What this task involves: Would you copy out each line of the records below that includes the word "para"?

-.-.-

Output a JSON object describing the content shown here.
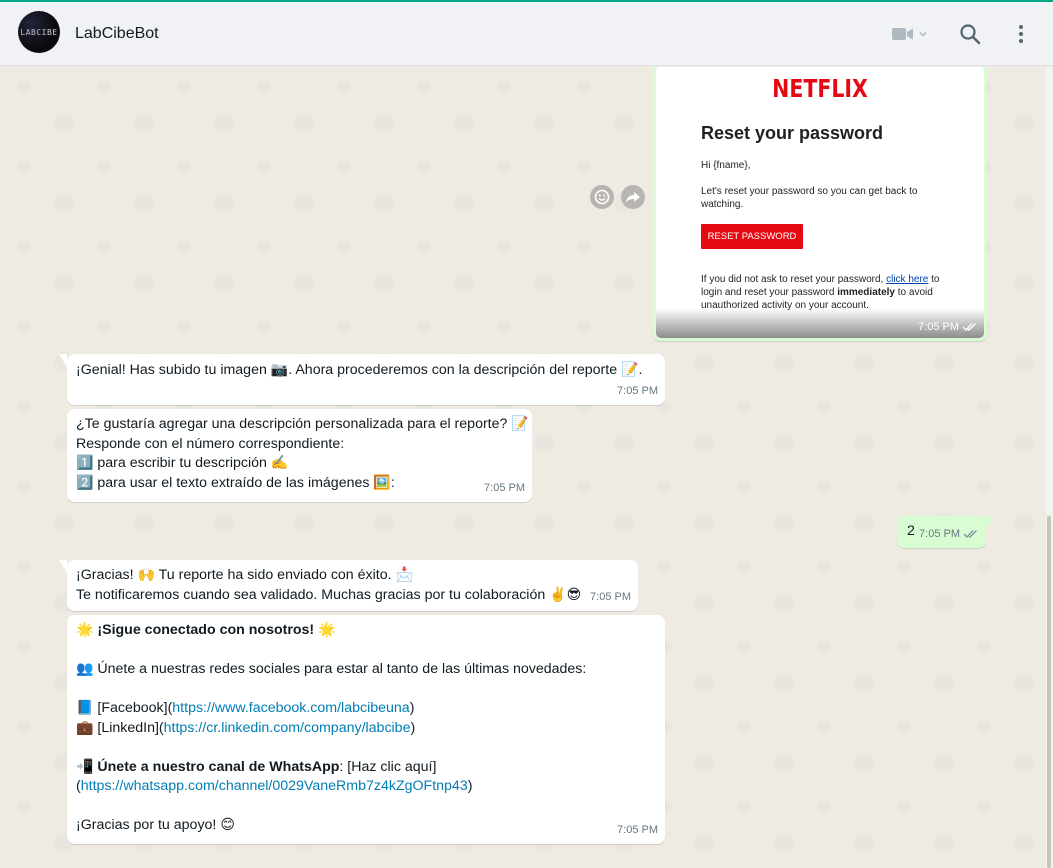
{
  "header": {
    "contact_name": "LabCibeBot",
    "avatar_text": "LABCIBE",
    "icons": [
      "video-call-icon",
      "chevron-down-icon",
      "search-icon",
      "menu-icon"
    ]
  },
  "image_message": {
    "email": {
      "logo": "NETFLIX",
      "title": "Reset your password",
      "greeting": "Hi {fname},",
      "body": "Let's reset your password so you can get back to watching.",
      "button": "RESET PASSWORD",
      "footer_pre": "If you did not ask to reset your password, ",
      "footer_link": "click here",
      "footer_mid": " to login and reset your password ",
      "footer_bold": "immediately",
      "footer_post": " to avoid unauthorized activity on your account."
    },
    "time": "7:05 PM",
    "controls": [
      "react-emoji-icon",
      "forward-icon"
    ]
  },
  "messages": {
    "m1": {
      "text_a": "¡Genial! Has subido tu imagen ",
      "emoji_a": "📷",
      "text_b": ". Ahora procederemos con la descripción del reporte ",
      "emoji_b": "📝",
      "text_c": ".",
      "time": "7:05 PM"
    },
    "m2": {
      "line1": "¿Te gustaría agregar una descripción personalizada para el reporte? ",
      "line1_emoji": "📝",
      "line2": "Responde con el número correspondiente:",
      "opt1_num": "1️⃣",
      "opt1": " para escribir tu descripción ",
      "opt1_emoji": "✍️",
      "opt2_num": "2️⃣",
      "opt2": " para usar el texto extraído de las imágenes ",
      "opt2_emoji": "🖼️",
      "opt2_end": ":",
      "time": "7:05 PM"
    },
    "m3": {
      "text": "2",
      "time": "7:05 PM"
    },
    "m4": {
      "line1": "¡Gracias! ",
      "line1_emoji": "🙌",
      "line1_b": " Tu reporte ha sido enviado con éxito. ",
      "line1_emoji2": "📩",
      "line2": "Te notificaremos cuando sea validado. Muchas gracias por tu colaboración ",
      "line2_emoji": "✌️😎",
      "time": "7:05 PM"
    },
    "m5": {
      "star": "🌟",
      "title": "¡Sigue conectado con nosotros!",
      "people_emoji": "👥",
      "intro": " Únete a nuestras redes sociales para estar al tanto de las últimas novedades:",
      "fb_emoji": "📘",
      "fb_label": " [Facebook](",
      "fb_url": "https://www.facebook.com/labcibeuna",
      "fb_close": ")",
      "li_emoji": "💼",
      "li_label": " [LinkedIn](",
      "li_url": "https://cr.linkedin.com/company/labcibe",
      "li_close": ")",
      "wa_emoji": "📲",
      "wa_bold": "Únete a nuestro canal de WhatsApp",
      "wa_text": ": [Haz clic aquí]",
      "wa_open": "(",
      "wa_url": "https://whatsapp.com/channel/0029VaneRmb7z4kZgOFtnp43",
      "wa_close": ")",
      "thanks": "¡Gracias por tu apoyo! ",
      "thanks_emoji": "😊",
      "time": "7:05 PM"
    }
  }
}
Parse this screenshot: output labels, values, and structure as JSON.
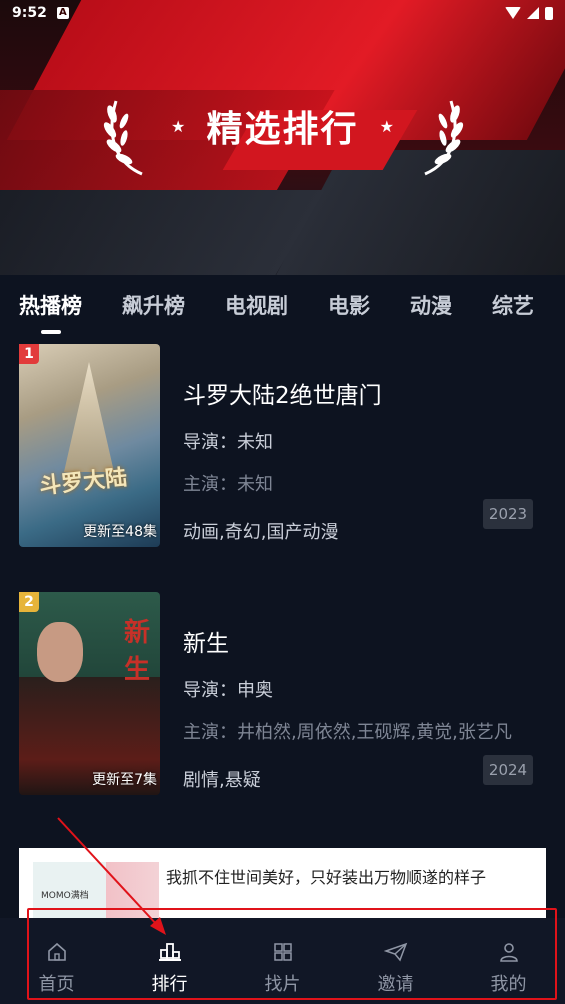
{
  "status_bar": {
    "time": "9:52",
    "app_badge": "A"
  },
  "banner": {
    "title": "精选排行"
  },
  "tabs": [
    {
      "label": "热播榜",
      "active": true
    },
    {
      "label": "飙升榜",
      "active": false
    },
    {
      "label": "电视剧",
      "active": false
    },
    {
      "label": "电影",
      "active": false
    },
    {
      "label": "动漫",
      "active": false
    },
    {
      "label": "综艺",
      "active": false
    }
  ],
  "items": [
    {
      "rank": "1",
      "poster_text": "斗罗大陆",
      "update": "更新至48集",
      "title": "斗罗大陆2绝世唐门",
      "director": "导演：未知",
      "cast": "主演：未知",
      "genre": "动画,奇幻,国产动漫",
      "year": "2023"
    },
    {
      "rank": "2",
      "poster_text": "新生",
      "update": "更新至7集",
      "title": "新生",
      "director": "导演：申奥",
      "cast": "主演：井柏然,周依然,王砚辉,黄觉,张艺凡",
      "genre": "剧情,悬疑",
      "year": "2024"
    }
  ],
  "ad": {
    "text": "我抓不住世间美好，只好装出万物顺遂的样子",
    "thumb_label": "MOMO满档"
  },
  "nav": [
    {
      "label": "首页",
      "icon": "home-icon",
      "active": false
    },
    {
      "label": "排行",
      "icon": "ranking-icon",
      "active": true
    },
    {
      "label": "找片",
      "icon": "grid-icon",
      "active": false
    },
    {
      "label": "邀请",
      "icon": "send-icon",
      "active": false
    },
    {
      "label": "我的",
      "icon": "user-icon",
      "active": false
    }
  ],
  "colors": {
    "accent_red": "#e21b25",
    "background": "#0d1320",
    "nav_background": "#111726",
    "annotation": "#e0131a"
  }
}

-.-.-

Solution to this task:
      "line1": "¿Te gustaría agregar una descripción personalizada para el reporte? ",
      "opt1": " para escribir tu descripción ",
      "opt2": " para usar el texto extraído de las imágenes ",
      "intro": " Únete a nuestras redes sociales para estar al tanto de las últimas novedades:",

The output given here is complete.